RECORDS PROVIDED.
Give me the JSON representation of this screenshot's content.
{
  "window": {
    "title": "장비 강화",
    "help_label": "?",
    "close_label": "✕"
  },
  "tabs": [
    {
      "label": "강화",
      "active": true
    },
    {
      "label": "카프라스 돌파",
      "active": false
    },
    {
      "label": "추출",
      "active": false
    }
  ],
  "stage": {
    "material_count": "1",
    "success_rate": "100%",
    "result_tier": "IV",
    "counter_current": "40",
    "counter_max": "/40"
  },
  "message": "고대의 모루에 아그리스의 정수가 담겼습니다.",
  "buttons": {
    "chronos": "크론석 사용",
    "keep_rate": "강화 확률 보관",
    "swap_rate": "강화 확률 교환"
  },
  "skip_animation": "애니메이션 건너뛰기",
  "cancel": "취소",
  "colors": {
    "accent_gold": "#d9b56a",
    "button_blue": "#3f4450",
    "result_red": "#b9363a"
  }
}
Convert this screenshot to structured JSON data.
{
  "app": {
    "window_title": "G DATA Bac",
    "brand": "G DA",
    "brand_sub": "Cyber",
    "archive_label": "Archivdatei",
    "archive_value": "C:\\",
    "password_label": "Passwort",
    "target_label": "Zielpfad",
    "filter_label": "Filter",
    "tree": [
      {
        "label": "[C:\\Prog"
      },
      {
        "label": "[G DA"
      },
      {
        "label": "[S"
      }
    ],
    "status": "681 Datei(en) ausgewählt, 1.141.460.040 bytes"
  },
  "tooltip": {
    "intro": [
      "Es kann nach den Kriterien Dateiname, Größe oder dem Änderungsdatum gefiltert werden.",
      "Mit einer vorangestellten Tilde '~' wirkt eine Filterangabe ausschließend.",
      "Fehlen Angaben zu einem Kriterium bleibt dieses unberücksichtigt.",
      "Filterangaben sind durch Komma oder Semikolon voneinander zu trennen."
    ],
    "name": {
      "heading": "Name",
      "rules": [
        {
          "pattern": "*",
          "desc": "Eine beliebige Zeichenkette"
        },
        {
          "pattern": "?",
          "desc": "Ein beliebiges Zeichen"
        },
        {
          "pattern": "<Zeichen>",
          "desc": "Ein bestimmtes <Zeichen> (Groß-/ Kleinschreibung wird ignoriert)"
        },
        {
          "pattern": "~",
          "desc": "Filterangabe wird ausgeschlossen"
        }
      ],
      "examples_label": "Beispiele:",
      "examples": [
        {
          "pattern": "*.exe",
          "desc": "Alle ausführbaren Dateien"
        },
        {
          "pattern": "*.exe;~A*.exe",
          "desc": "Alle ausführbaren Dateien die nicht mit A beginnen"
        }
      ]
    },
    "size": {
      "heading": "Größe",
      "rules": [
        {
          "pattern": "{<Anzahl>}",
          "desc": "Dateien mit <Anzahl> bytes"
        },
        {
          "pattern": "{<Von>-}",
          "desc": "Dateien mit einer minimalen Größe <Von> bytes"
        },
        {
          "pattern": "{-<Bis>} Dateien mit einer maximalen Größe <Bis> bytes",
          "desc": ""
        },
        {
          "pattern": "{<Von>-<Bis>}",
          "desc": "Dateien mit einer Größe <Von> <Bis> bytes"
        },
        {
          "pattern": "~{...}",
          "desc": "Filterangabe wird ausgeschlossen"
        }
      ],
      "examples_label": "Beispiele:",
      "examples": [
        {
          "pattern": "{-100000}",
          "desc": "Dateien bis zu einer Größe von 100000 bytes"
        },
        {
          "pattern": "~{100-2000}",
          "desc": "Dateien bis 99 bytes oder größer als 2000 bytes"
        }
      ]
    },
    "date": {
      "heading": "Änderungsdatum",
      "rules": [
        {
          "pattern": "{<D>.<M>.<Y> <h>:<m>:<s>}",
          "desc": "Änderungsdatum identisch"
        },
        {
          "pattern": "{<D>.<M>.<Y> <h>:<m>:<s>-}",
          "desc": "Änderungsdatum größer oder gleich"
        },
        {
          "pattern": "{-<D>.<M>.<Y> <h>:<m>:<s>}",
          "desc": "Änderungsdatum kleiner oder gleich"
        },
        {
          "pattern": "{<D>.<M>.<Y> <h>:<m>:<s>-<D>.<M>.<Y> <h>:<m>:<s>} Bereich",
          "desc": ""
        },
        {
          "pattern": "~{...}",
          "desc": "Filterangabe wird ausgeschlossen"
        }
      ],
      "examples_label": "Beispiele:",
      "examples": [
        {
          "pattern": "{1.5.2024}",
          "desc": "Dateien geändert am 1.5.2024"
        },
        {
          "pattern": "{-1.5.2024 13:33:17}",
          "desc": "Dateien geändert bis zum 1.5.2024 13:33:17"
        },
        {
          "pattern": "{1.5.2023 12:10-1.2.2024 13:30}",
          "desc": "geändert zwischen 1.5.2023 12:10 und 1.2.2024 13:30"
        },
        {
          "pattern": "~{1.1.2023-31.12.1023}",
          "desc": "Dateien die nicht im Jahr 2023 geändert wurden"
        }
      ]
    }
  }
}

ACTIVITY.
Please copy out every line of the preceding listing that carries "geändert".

RESPONSE FOR THIS EXERCISE.
          "desc": "Dateien geändert am 1.5.2024"
          "desc": "Dateien geändert bis zum 1.5.2024 13:33:17"
          "desc": "geändert zwischen 1.5.2023 12:10 und 1.2.2024 13:30"
          "desc": "Dateien die nicht im Jahr 2023 geändert wurden"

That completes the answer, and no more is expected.